Advocacy group spreads awareness on impacts of breast cancer in Black women

Black women in South Carolina and across the country are being disproportionally affected by the deadly impacts of breast cancer.
Published: Mar. 15, 2023 at 5:17 PM EDT|Updated: Mar. 15, 2023 at 7:35 PM EDT
Email This Link
Share on Pinterest
Share on LinkedIn

CHARLESTON, S.C. (WCSC) - Black women in South Carolina and across the country are being disproportionally affected by the deadly impacts of breast cancer.

Breast cancer is the most commonly diagnosed cancer among women in South Carolina, and the second leading cause of cancer-related deaths among women in the state, according to the South Carolina Department of Health and Environmental Control.

For Black women, those impacts can be particularly deadly. Black women in the United States are 40% more likely to die from breast cancer, according to the Cancer Disparities Report from the American Association for Cancer Research.

“We are seeing that women, particularly women of color, African American women, are less likely to be diagnosed with breast cancer but are more likely to die from breast cancer,” Director of the Cancer Program at Roper St. Francis Dr. Megan Baker said.

Another obstacle is that providers are still playing catch up from the pause of screenings at many centers.
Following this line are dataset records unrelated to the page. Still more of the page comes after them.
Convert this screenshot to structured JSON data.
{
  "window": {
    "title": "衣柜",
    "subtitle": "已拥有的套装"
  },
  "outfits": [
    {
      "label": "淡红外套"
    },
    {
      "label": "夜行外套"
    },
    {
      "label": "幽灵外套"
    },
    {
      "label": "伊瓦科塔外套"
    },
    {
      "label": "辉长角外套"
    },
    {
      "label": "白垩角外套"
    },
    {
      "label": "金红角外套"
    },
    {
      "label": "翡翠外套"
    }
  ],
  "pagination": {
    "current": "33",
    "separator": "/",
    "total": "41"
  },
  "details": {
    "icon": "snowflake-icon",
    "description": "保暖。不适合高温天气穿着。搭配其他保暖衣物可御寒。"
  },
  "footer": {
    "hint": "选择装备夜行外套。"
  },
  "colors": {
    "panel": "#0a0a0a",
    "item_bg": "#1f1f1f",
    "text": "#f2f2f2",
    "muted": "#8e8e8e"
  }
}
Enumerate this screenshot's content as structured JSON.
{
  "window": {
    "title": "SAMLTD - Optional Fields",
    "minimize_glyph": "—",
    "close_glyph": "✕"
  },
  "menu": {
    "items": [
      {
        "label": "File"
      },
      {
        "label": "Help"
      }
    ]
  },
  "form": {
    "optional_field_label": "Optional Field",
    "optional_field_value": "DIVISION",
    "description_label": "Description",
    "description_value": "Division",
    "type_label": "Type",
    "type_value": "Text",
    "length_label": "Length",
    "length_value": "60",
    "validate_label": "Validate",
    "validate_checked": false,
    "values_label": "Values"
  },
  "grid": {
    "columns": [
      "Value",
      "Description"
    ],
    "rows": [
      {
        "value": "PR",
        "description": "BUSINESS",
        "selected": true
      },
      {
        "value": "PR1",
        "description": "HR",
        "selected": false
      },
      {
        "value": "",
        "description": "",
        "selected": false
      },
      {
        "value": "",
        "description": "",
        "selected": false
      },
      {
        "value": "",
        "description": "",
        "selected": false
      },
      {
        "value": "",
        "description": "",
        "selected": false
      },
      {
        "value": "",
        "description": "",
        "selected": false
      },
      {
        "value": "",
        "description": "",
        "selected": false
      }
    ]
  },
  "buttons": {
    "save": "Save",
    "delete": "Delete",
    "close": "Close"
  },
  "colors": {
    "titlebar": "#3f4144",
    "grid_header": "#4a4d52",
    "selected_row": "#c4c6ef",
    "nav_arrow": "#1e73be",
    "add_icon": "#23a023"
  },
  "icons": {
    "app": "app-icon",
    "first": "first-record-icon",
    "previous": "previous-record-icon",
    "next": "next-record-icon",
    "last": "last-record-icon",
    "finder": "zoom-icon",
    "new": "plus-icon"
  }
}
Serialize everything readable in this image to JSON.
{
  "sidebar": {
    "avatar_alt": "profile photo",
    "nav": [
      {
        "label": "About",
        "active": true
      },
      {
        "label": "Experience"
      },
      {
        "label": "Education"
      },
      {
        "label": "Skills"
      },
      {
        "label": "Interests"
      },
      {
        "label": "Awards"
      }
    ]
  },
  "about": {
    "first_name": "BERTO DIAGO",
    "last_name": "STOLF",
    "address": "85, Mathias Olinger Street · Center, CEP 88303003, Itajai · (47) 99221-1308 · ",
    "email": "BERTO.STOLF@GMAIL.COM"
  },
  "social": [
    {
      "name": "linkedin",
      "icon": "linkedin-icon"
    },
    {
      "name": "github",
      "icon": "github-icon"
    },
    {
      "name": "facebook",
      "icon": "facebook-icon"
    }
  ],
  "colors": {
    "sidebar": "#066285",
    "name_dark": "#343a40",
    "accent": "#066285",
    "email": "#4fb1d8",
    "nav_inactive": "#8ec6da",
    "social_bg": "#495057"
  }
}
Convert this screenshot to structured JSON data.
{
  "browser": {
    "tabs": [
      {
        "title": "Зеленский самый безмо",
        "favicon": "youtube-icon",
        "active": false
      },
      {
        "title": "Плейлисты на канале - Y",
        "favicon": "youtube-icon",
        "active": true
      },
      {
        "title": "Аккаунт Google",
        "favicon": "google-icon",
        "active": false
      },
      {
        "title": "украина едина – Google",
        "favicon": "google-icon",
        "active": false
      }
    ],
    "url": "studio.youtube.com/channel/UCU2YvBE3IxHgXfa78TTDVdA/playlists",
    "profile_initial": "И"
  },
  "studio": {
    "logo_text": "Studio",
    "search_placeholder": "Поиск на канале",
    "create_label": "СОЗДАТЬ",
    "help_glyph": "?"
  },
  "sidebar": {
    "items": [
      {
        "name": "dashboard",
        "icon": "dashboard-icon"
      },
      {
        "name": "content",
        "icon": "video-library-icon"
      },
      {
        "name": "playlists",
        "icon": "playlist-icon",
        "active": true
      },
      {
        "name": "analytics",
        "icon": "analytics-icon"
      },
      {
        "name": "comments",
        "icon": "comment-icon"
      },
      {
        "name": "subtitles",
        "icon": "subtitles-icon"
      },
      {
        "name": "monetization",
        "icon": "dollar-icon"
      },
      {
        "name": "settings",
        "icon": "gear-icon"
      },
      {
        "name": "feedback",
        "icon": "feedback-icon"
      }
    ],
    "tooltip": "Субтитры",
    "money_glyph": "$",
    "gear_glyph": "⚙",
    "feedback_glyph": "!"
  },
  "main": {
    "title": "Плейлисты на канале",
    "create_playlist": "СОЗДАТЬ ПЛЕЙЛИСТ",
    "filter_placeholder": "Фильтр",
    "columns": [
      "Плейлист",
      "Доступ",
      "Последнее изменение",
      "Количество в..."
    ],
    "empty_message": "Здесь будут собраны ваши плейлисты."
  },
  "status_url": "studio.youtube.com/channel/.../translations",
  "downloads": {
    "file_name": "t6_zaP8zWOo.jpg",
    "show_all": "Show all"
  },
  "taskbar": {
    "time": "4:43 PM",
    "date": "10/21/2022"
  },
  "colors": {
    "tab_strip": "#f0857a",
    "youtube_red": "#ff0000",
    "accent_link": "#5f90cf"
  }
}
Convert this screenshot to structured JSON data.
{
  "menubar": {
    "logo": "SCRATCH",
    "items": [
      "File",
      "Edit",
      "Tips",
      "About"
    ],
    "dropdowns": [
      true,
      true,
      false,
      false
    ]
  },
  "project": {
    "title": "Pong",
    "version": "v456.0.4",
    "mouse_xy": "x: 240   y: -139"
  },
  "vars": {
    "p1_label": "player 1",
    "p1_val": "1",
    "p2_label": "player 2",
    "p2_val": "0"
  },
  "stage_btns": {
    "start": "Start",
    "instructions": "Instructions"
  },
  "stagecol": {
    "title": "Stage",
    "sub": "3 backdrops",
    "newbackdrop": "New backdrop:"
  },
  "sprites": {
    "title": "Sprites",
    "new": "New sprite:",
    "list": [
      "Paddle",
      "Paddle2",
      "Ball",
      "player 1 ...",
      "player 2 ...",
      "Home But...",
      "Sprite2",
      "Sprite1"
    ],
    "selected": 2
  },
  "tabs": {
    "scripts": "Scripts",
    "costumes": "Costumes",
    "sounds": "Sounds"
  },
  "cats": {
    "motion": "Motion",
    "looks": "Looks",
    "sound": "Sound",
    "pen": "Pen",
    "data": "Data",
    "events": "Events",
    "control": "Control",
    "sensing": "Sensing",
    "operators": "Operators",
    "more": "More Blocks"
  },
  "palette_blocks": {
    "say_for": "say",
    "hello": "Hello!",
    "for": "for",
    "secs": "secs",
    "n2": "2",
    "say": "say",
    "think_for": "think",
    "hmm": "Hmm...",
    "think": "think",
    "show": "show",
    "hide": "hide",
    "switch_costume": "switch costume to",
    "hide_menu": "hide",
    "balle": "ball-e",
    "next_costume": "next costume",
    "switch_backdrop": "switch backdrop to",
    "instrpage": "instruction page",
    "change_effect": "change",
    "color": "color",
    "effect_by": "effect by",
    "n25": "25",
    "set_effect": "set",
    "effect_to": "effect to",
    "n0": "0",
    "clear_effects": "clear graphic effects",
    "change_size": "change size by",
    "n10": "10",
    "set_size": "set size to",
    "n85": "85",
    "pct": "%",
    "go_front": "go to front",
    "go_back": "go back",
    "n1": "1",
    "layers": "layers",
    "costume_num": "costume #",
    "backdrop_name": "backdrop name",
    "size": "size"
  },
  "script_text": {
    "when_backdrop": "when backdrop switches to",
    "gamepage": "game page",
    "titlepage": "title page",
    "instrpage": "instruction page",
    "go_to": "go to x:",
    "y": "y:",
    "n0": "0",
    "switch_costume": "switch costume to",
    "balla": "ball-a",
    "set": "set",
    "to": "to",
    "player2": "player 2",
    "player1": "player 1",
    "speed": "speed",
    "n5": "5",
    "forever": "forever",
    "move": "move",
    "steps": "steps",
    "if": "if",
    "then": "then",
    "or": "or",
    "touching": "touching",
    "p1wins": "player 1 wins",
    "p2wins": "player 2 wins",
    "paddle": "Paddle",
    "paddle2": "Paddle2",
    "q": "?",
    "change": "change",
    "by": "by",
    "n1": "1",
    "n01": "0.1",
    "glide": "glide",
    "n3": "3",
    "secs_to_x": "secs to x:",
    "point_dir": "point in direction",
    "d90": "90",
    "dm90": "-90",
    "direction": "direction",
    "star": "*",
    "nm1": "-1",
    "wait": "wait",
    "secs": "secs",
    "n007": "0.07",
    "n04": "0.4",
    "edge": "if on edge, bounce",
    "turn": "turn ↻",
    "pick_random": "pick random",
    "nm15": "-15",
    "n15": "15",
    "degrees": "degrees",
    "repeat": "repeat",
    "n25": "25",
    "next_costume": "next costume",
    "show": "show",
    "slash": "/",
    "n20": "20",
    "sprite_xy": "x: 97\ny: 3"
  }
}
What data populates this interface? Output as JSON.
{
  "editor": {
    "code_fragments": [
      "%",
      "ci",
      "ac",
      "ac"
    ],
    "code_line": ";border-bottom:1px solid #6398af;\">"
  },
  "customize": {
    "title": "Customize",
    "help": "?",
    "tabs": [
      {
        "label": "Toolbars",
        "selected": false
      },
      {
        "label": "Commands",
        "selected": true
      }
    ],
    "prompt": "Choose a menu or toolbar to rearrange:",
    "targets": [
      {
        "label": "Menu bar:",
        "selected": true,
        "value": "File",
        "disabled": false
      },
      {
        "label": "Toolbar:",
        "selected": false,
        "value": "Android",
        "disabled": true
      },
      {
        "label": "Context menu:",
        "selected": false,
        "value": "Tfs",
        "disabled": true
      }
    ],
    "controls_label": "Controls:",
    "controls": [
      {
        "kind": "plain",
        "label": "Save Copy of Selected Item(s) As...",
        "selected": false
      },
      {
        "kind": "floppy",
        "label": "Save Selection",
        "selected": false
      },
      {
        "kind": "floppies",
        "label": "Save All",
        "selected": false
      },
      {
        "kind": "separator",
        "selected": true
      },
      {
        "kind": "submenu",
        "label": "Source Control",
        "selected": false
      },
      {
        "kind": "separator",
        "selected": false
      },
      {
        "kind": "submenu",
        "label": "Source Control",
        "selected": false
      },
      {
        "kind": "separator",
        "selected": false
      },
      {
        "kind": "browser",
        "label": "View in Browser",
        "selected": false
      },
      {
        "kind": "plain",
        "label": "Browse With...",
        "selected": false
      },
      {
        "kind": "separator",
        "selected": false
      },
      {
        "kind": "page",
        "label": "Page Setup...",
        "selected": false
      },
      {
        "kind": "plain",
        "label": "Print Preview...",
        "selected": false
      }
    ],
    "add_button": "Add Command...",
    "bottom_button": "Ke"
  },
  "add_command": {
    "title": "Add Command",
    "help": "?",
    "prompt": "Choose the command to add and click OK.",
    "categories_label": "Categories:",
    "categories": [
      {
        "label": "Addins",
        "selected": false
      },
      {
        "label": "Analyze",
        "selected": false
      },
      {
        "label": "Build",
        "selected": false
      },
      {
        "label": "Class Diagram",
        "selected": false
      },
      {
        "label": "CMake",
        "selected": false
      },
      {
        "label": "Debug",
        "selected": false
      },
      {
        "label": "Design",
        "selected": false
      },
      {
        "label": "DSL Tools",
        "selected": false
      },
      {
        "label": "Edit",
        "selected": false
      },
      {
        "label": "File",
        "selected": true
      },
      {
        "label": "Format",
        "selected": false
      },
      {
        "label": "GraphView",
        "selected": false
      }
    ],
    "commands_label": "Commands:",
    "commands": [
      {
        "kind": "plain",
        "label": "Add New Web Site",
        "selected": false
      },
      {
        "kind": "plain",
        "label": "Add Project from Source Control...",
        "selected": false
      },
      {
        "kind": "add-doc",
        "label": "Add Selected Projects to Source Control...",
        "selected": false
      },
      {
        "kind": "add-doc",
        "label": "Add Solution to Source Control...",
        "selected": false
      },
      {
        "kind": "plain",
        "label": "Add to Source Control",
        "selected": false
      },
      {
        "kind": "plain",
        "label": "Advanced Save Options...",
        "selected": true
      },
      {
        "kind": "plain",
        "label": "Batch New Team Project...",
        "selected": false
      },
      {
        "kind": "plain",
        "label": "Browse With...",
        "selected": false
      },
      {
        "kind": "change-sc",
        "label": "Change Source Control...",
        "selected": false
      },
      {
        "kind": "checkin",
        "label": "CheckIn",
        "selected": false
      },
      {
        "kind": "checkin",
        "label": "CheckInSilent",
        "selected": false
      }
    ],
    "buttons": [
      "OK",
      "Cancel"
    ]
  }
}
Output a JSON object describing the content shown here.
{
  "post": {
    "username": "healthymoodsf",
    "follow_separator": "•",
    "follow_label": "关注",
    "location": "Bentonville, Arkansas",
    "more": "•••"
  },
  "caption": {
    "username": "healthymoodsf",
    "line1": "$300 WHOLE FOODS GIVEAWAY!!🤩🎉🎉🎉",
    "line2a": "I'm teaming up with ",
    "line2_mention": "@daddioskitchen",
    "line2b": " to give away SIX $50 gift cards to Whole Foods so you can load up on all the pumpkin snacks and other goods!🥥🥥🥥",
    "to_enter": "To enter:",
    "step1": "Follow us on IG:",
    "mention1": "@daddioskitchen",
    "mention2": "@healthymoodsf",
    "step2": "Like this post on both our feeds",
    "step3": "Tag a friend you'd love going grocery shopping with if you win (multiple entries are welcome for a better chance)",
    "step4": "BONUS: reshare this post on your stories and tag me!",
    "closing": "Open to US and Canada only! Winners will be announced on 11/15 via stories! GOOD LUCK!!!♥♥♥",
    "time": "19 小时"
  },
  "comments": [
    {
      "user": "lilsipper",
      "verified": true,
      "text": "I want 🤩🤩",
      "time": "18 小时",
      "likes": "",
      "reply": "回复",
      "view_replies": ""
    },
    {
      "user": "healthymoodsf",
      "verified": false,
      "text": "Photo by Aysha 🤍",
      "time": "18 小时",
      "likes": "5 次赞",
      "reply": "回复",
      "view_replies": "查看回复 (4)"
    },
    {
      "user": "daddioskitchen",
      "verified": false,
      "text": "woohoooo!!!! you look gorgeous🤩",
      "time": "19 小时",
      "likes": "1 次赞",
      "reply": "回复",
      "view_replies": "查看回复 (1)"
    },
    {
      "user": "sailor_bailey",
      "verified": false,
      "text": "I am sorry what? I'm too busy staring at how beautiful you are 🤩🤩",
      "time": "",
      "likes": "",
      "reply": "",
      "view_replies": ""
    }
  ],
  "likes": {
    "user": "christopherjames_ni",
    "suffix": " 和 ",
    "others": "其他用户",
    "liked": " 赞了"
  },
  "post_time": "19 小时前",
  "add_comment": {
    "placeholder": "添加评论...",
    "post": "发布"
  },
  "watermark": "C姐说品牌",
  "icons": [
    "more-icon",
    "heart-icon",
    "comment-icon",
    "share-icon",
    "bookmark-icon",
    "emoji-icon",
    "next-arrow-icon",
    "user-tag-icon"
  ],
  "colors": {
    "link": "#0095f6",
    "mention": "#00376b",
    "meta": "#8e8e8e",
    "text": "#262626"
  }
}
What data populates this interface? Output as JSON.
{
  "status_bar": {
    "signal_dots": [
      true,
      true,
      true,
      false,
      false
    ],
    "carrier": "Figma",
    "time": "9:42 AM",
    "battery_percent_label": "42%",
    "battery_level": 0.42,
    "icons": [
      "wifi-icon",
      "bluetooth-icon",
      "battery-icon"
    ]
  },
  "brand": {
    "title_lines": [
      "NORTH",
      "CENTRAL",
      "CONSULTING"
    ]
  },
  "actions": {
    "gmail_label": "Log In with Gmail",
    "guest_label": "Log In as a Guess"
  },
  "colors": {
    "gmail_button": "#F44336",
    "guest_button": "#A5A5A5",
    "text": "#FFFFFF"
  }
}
She says they saw about a 25% decrease in screening during the 24 months of primetime COVID-19. They have worked hard to pick up screenings since then, but Baker says she thinks there’s still a lot of confusion about when to start screening.

“If we start later, for example at age 50, we miss those young women with breast cancer and we know that disproportionally in that age 40 to 50 age group, there’s more African American women in that age group so it’s very important particularly for African American women who are more likely to have dense breasts than Caucasian women that they get screened starting at age 40 if not sooner,” Baker said.

Nina Mitchell, the president of the newly formed Charleston chapter of the Sisters Network, was first diagnosed when she was just 38 years old. Mitchell now has stage four metastatic breast cancer.

“We are diagnosed faster and younger than our Caucasian sisters and even when we go through chemo or if we go through radiation, even different things with our skin and our hair are so different and these are the things we’re trying to bring to the forefront so people can understand there is a difference,” Mitchell said.

Sisters Network is a national African American Breast Cancer Survivorship Organization. She hopes her work with the new local chapter will help support and educate the African American community about the disease.

Mitchell says one of the biggest concerns she sees in the community is funding for screenings.

“A lot of women that live in the rural areas, they don’t have the money or they don’t have the insurance to get mammograms,” Mitchell said.

The Sisters Network is hosting a Pink Power Tour on April 1 in North Charleston. The event will have a triple negative breast cancer talk with multiple speakers. To learn more, click here.